The Boston Red Stockings were one of eight charter teams that established the National League in 1876. New England enjoyed having two baseball teams with the Boston Americans (Red Sox) established in 1901. Braves then moved to Milwaukee in 1952 and this mid-west era, for the Braves, saw attendance records, the 1957 and 1958 NL. Pennant, 1957 World Championship, and finally a rookie named Hank Aaron bloom to greatness. He was part of that historic move to Atlanta in 1966; the first professional team in the south-east region.

What makes a ballpark great is how it remembers the Legends. Many reminders around Turner Field of the great Hank Aaron, among other greats, who broke the all-time home run record in Fulton County Stadium, which once stood just yards from Turner Field. The Braves moved here in 1966; although construction of Fulton County Stadium was completed in 1965. Due to obligations with City of Milwaukee, 1965 was a lame duck year in Milwaukee County Stadium.

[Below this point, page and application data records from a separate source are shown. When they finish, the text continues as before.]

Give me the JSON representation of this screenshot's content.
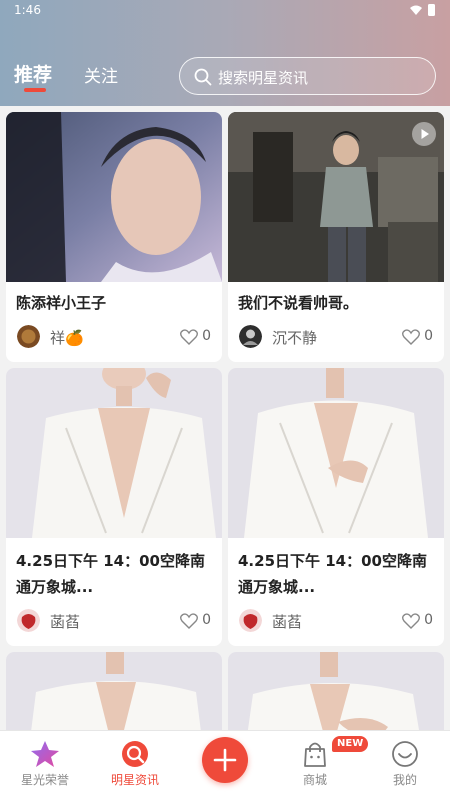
{
  "status_bar": {
    "time": "1:46"
  },
  "header": {
    "tabs": [
      {
        "label": "推荐",
        "active": true
      },
      {
        "label": "关注",
        "active": false
      }
    ],
    "search": {
      "placeholder": "搜索明星资讯"
    }
  },
  "feed": {
    "cards": [
      {
        "title": "陈添祥小王子",
        "author": "祥🍊",
        "likes": "0",
        "image": "portrait-closeup"
      },
      {
        "title": "我们不说看帅哥。",
        "author": "沉不静",
        "likes": "0",
        "image": "cafe-photo",
        "video": true
      },
      {
        "title": "4.25日下午 14：00空降南通万象城...",
        "author": "菡萏",
        "likes": "0",
        "image": "white-suit"
      },
      {
        "title": "4.25日下午 14：00空降南通万象城...",
        "author": "菡萏",
        "likes": "0",
        "image": "white-suit"
      },
      {
        "title": "",
        "author": "",
        "likes": "",
        "image": "white-suit"
      },
      {
        "title": "",
        "author": "",
        "likes": "",
        "image": "white-suit"
      }
    ]
  },
  "bottom_nav": {
    "items": [
      {
        "label": "星光荣誉",
        "icon": "star-icon",
        "active": false
      },
      {
        "label": "明星资讯",
        "icon": "news-icon",
        "active": true
      },
      {
        "label": "",
        "icon": "plus-icon",
        "active": false
      },
      {
        "label": "商城",
        "icon": "shop-bag-icon",
        "active": false,
        "badge": "NEW"
      },
      {
        "label": "我的",
        "icon": "profile-icon",
        "active": false
      }
    ]
  },
  "colors": {
    "accent": "#ef4a3a",
    "header_start": "#8fa8bd",
    "header_end": "#c8a0a2"
  }
}
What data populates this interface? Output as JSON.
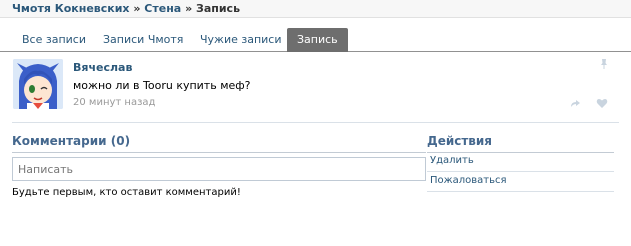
{
  "breadcrumb": {
    "part1": "Чмотя Кокневских",
    "sep1": " » ",
    "part2": "Стена",
    "sep2": " » ",
    "current": "Запись"
  },
  "tabs": [
    {
      "label": "Все записи"
    },
    {
      "label": "Записи Чмотя"
    },
    {
      "label": "Чужие записи"
    },
    {
      "label": "Запись"
    }
  ],
  "post": {
    "author": "Вячеслав",
    "text": "можно ли в Tooru купить меф?",
    "time": "20 минут назад"
  },
  "comments": {
    "title": "Комментарии (0)",
    "input_placeholder": "Написать",
    "empty_note": "Будьте первым, кто оставит комментарий!"
  },
  "actions": {
    "title": "Действия",
    "items": [
      {
        "label": "Удалить"
      },
      {
        "label": "Пожаловаться"
      }
    ]
  },
  "colors": {
    "link": "#2b587a",
    "header": "#45688e",
    "active_tab": "#6e6e6e"
  },
  "icons": [
    "avatar-image",
    "pin-icon",
    "share-icon",
    "heart-icon"
  ]
}
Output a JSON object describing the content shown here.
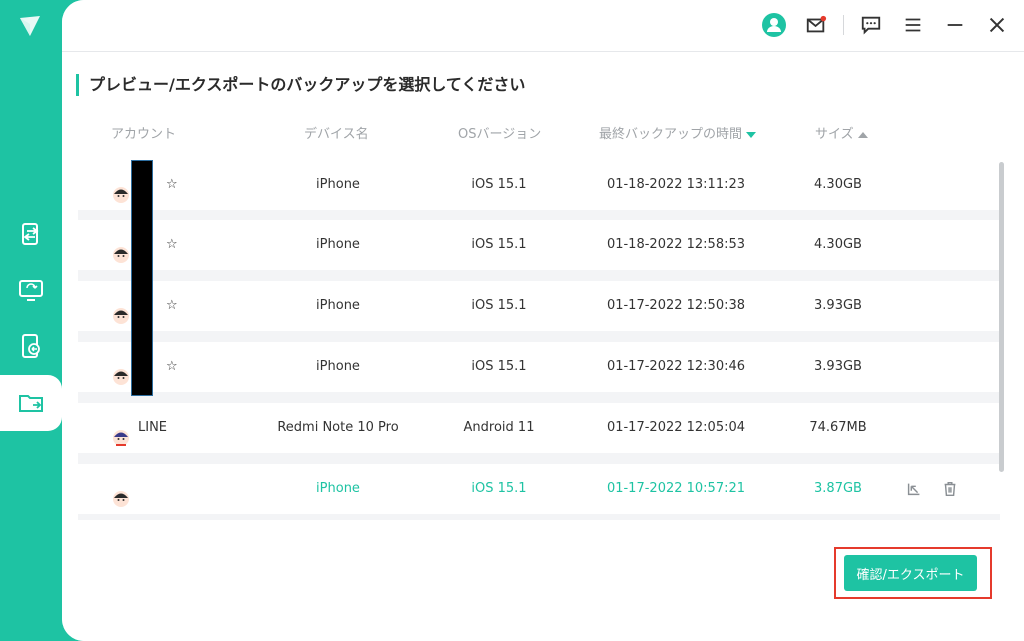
{
  "app": {
    "logo": "app-logo-icon"
  },
  "sidebar": {
    "items": [
      {
        "name": "transfer",
        "icon": "phone-transfer-icon"
      },
      {
        "name": "restore",
        "icon": "desktop-sync-icon"
      },
      {
        "name": "backup",
        "icon": "phone-backup-icon"
      },
      {
        "name": "export",
        "icon": "folder-export-icon",
        "active": true
      }
    ]
  },
  "topbar": {
    "icons": [
      "account-icon",
      "mail-icon",
      "feedback-icon",
      "menu-icon",
      "minimize-icon",
      "close-icon"
    ]
  },
  "page": {
    "title": "プレビュー/エクスポートのバックアップを選択してください"
  },
  "table": {
    "headers": {
      "account": "アカウント",
      "device": "デバイス名",
      "os": "OSバージョン",
      "time": "最終バックアップの時間",
      "size": "サイズ"
    },
    "sort": {
      "time": "desc",
      "size": "asc"
    },
    "rows": [
      {
        "account": "☆",
        "device": "iPhone",
        "os": "iOS 15.1",
        "time": "01-18-2022 13:11:23",
        "size": "4.30GB"
      },
      {
        "account": "☆",
        "device": "iPhone",
        "os": "iOS 15.1",
        "time": "01-18-2022 12:58:53",
        "size": "4.30GB"
      },
      {
        "account": "☆",
        "device": "iPhone",
        "os": "iOS 15.1",
        "time": "01-17-2022 12:50:38",
        "size": "3.93GB"
      },
      {
        "account": "☆",
        "device": "iPhone",
        "os": "iOS 15.1",
        "time": "01-17-2022 12:30:46",
        "size": "3.93GB"
      },
      {
        "account": "LINE",
        "device": "Redmi Note 10 Pro",
        "os": "Android 11",
        "time": "01-17-2022 12:05:04",
        "size": "74.67MB"
      },
      {
        "account": "",
        "device": "iPhone",
        "os": "iOS 15.1",
        "time": "01-17-2022 10:57:21",
        "size": "3.87GB",
        "selected": true
      }
    ]
  },
  "actions": {
    "confirm_label": "確認/エクスポート"
  },
  "colors": {
    "accent": "#1ec3a3",
    "highlight_border": "#e53a2c"
  }
}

In 1997, Turner Field became the second venue in Atlanta for the Braves. From 1966 to 1996, Fulton County Stadium was their first home in Atlanta. Later, Turner Field would be built as Centennial Olympic Stadium in 1996 as the City of Atlanta was host for the Games of the XXVI Olympiad. The Atlanta Braves had just won the 1995 World Championship in Fulton County Stadium. They were in the post season, in one form or another, for 14 consecutive seasons. Considering how busy it was, the move from Fulton County Stadium to Turner Field was seamless.

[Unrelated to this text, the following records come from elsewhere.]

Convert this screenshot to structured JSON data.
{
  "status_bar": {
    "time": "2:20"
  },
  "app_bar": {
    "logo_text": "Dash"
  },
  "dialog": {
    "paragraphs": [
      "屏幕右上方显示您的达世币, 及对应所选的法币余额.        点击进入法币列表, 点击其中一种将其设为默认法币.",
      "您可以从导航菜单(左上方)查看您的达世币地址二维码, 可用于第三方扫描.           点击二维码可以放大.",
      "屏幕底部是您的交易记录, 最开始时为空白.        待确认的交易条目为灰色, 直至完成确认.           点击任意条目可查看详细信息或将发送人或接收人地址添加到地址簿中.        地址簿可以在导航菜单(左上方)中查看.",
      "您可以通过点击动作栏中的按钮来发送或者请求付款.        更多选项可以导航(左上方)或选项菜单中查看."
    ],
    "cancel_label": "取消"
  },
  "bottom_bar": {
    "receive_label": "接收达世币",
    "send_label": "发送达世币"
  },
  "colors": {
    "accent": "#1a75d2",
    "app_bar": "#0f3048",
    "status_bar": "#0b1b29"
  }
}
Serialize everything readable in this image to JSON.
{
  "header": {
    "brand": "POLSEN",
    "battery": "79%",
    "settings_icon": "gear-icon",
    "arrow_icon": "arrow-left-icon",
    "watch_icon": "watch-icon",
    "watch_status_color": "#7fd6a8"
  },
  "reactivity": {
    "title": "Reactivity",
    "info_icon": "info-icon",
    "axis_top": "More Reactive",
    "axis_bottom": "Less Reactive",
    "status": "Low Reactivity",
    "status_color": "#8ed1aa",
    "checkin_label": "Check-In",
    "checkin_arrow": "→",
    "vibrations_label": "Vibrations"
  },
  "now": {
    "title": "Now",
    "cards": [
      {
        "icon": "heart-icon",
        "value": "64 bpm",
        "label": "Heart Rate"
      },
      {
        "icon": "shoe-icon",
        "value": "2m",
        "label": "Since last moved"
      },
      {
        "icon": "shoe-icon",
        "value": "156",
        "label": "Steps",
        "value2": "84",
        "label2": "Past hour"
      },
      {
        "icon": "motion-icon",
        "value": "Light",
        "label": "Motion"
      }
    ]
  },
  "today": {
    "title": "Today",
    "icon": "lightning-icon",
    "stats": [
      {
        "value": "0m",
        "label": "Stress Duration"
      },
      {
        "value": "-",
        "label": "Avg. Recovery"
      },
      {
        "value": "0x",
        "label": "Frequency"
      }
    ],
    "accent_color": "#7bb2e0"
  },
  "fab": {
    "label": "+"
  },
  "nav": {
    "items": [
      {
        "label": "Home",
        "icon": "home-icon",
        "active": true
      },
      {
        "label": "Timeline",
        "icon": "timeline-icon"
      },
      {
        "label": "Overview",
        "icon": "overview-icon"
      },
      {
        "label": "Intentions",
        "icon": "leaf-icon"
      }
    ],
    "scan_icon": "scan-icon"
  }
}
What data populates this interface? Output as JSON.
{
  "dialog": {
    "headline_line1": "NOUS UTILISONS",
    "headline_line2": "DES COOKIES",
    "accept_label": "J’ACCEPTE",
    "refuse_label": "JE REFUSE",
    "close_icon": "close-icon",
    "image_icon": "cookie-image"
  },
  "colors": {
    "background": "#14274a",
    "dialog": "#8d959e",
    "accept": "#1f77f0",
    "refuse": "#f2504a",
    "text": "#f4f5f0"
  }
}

Turner Field is now used by Georgia State University. As of 2017, the Atlanta Braves now play at Truist Park, not to be confused with SunTrust Park; the original name when it first opened just three years ago. It’s hard to keep up with the naming rights business. It’s at a newly developed area in Cobb County; about 10-15 miles north of here. It’s expected to spur-on more development. You would think that this park could sustain the Braves another 20 years. Apparently, the demographic trends have moved away from downtown Atlanta; part of an effort to expand the south-east beltline. The 2020 Atlanta Region’s Plan is a 20-year vision for the future with the hope of adapting to technology and change in the area. The Atlanta Regional Commission (ARC) has $85.1 billion behind this plan.